Getting dressed is a big deal at this age. It's actually faster for us to allow Otis to dress himself than to face his resistance to our help.
In the morning Otis takes off his pajamas, picks out his own clothes and gets dressed. He starts by picking out his shirt and puts it on.
His shirts are all hanging on his low hanger. His shorts, pants and pajamas are in the large white basket. His socks and underwear are in the metal buckets next to the basket.
He selects fresh underwear and puts them on. He selects some shorts. He wears this pair often as they are the easiest ones he has to put on and take off.
And then shoes. We peg them together to avoid him asking 'is this the wrong foot'! He will ask rather than put them on wrong. Otis has worn no other shoes than these sandals for a week. I will be reviewing them on the blog soon. They are handcrafted, comfortable and so easy for a toddler to put on and take off.
Then he declares he is 'ready!'.
If you are just getting started here are my tips!
Ensure clothes are easily accessible. Utilise low shelves and low hangers. Baskets and low drawers can be useful.
Allow access to a reasonable amount of clothing, not too many. It's unreasonable to expect a child to maintain order when there are excess clothes.
Leave the child plenty of time to get dressed, don't rush. The child will lose confidence if rushed or if you take over the dressing while they are in progress.
Encourage independence. Often once Otis gets started I leave the room so he will do as much as possible without relying on me for help. If they ask for help, do as little as possible, for example show them the arm hole, don't give up and start dressing them yourself.
Give child friendly options and set the child up for success. Buttons and zippers are often too difficult for a toddler, elastic waists are excellent.
Only present reasonable options (don't put out clothes you don't want them to wear) and increase the options as the child gets older.
If the child dresses unreasonably suggest a jumper/warmer clothing, take them outside and if necessary pack a jumper/warmer clothing if going out. Teach responsibility.
As the child gets older (two is a perfect time for this) have them put out their laundry on wash day and allow them to assist in washing/hanging/pegging and putting away their own clothes.
Encouraging the child to dress themselves is worth it in the end. It may take longer initially but the more they do it the quicker they will become. Self dressing encourages the child to take care of their own clothing, coordination, concentration and independence.

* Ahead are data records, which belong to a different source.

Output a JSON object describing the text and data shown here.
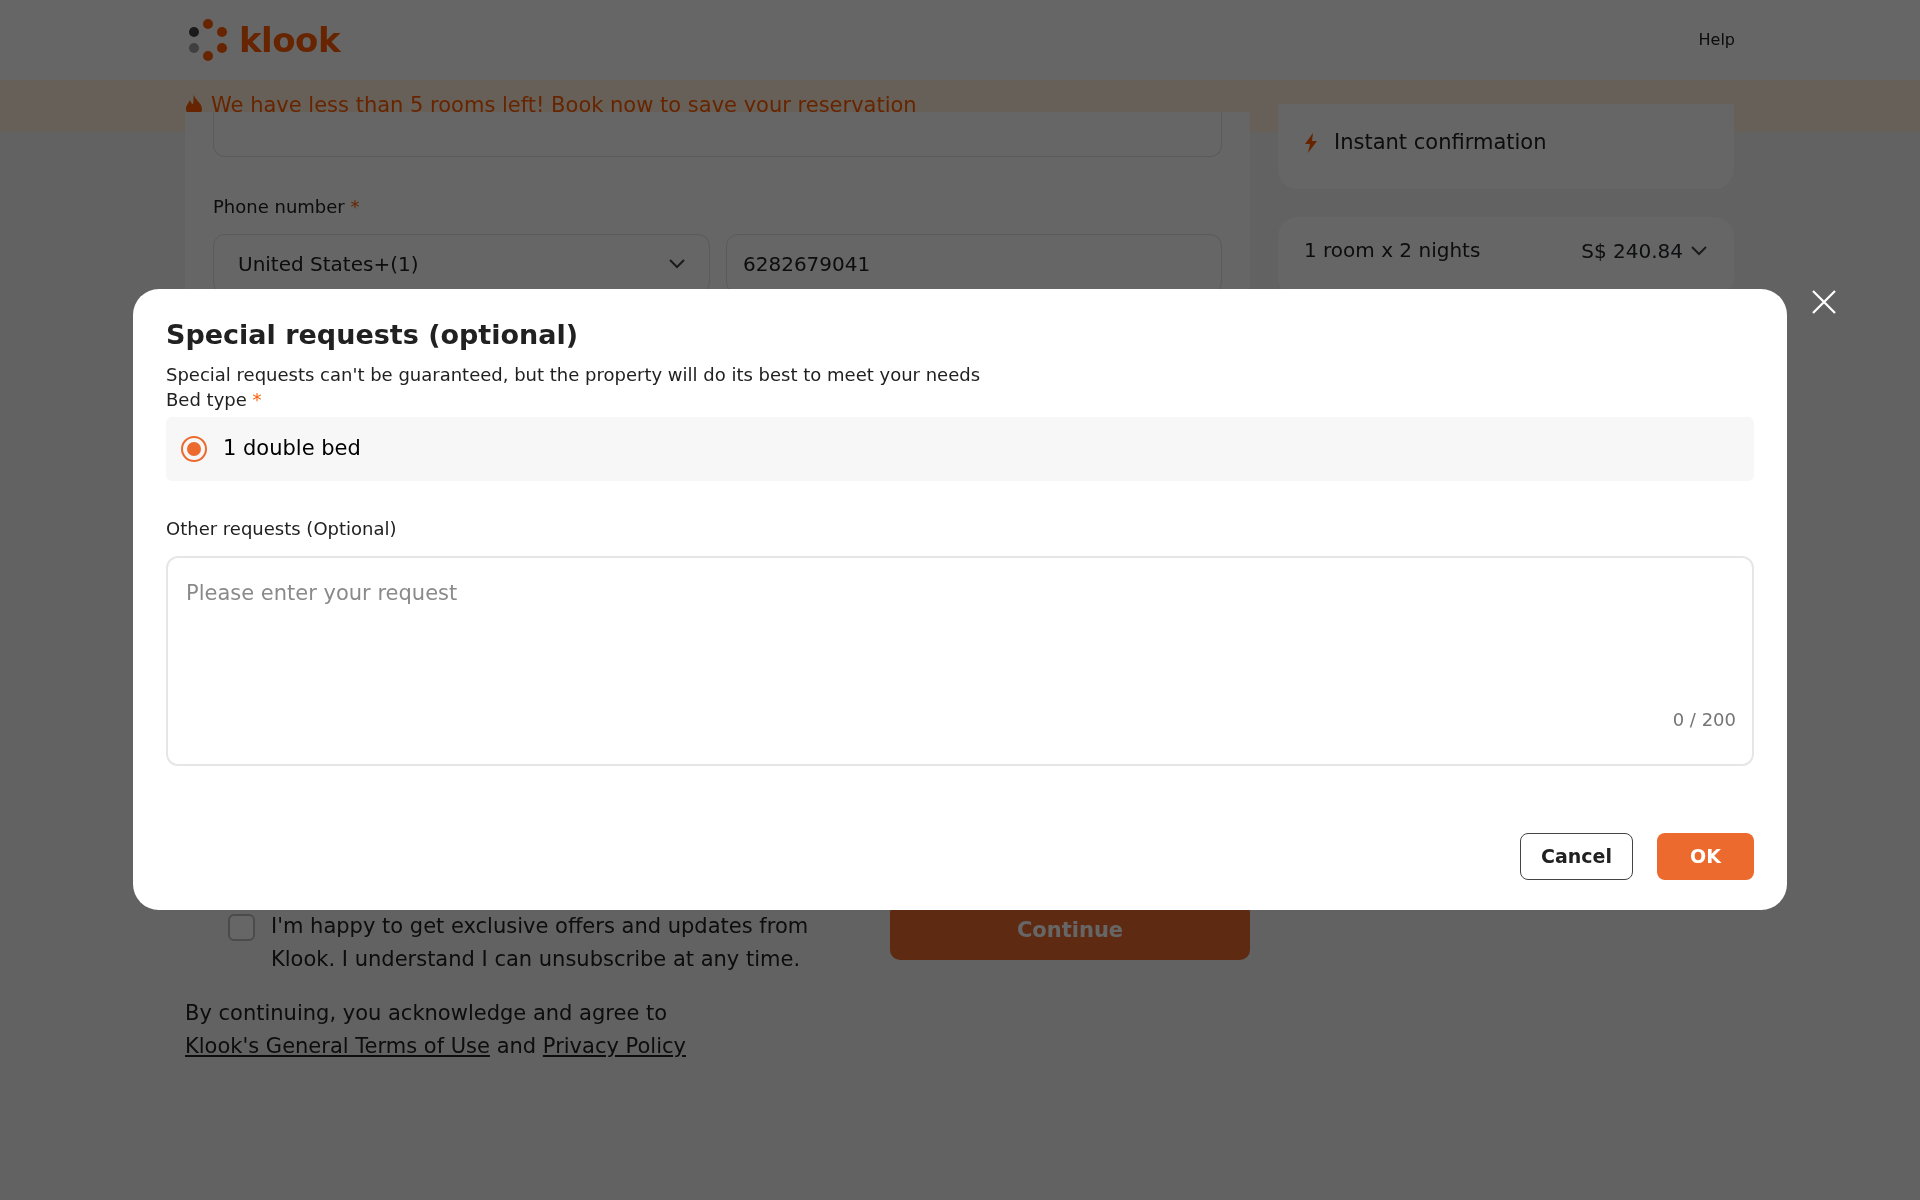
{
  "header": {
    "logo_text": "klook",
    "help": "Help"
  },
  "banner": {
    "text": "We have less than 5 rooms left! Book now to save your reservation"
  },
  "contact_form": {
    "phone_label": "Phone number",
    "required_mark": "*",
    "country_code": "United States+(1)",
    "phone_value": "6282679041"
  },
  "sidebar": {
    "feature": "Instant confirmation",
    "stay_summary": "1 room x 2 nights",
    "price": "S$ 240.84"
  },
  "modal": {
    "title": "Special requests (optional)",
    "subtitle": "Special requests can't be guaranteed, but the property will do its best to meet your needs",
    "bed_type_label": "Bed type",
    "required_mark": "*",
    "bed_options": [
      {
        "label": "1 double bed",
        "selected": true
      }
    ],
    "other_label": "Other requests (Optional)",
    "request_placeholder": "Please enter your request",
    "counter": "0 / 200",
    "buttons": [
      {
        "label": "Cancel",
        "kind": "secondary"
      },
      {
        "label": "OK",
        "kind": "primary"
      }
    ]
  },
  "footer": {
    "offers": {
      "label": "I'm happy to get exclusive offers and updates from Klook. I understand I can unsubscribe at any time.",
      "checked": false
    },
    "continue": "Continue",
    "terms": [
      {
        "kind": "text",
        "text": "By continuing, you acknowledge and agree to"
      },
      {
        "kind": "link",
        "text": "Klook's General Terms of Use"
      },
      {
        "kind": "text",
        "text": "and"
      },
      {
        "kind": "link",
        "text": "Privacy Policy"
      }
    ]
  }
}
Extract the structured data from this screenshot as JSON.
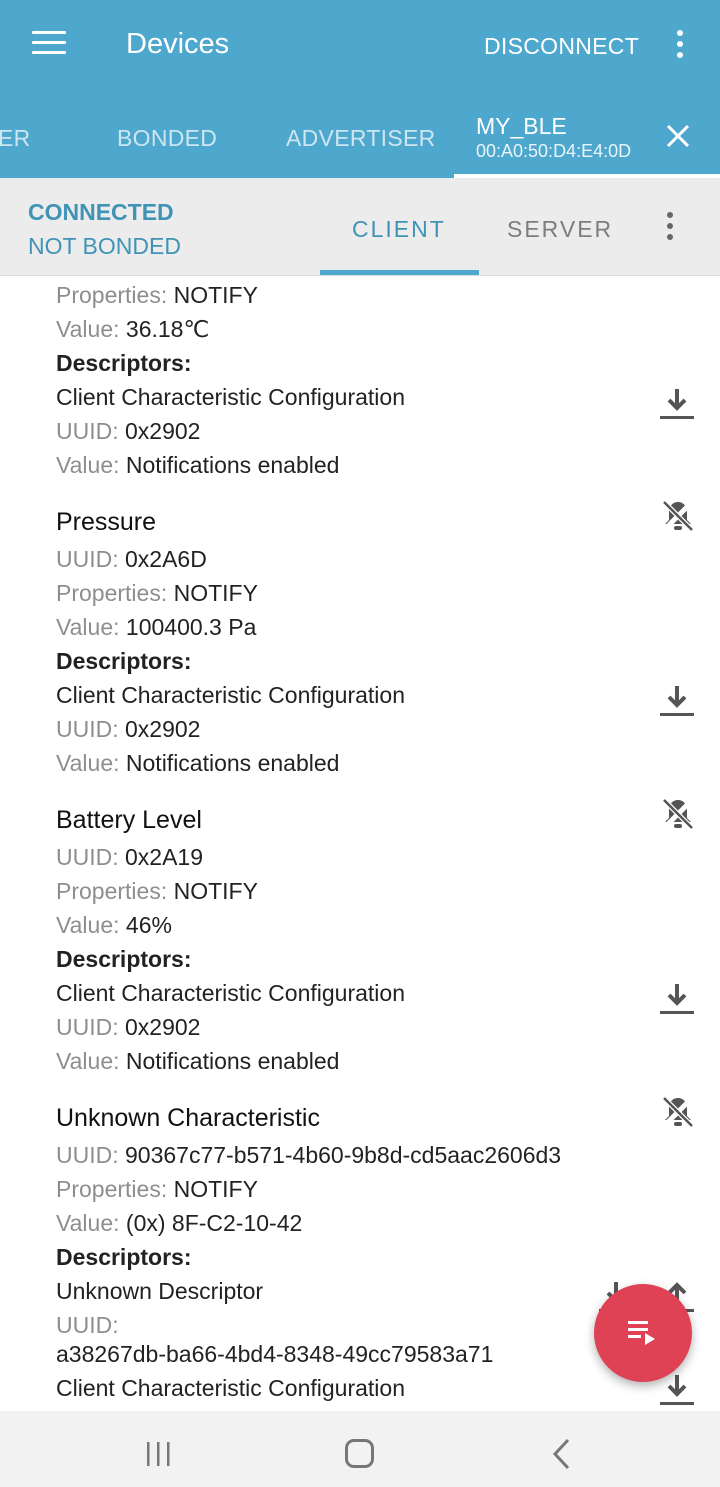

It increases body awareness and sense of self.
It's also never too late to teach your child to self dress. Otis took ages before he could put on his shoes himself and still needs help on occassion getting his arms and legs into the right holes and putting his clothes on the right way!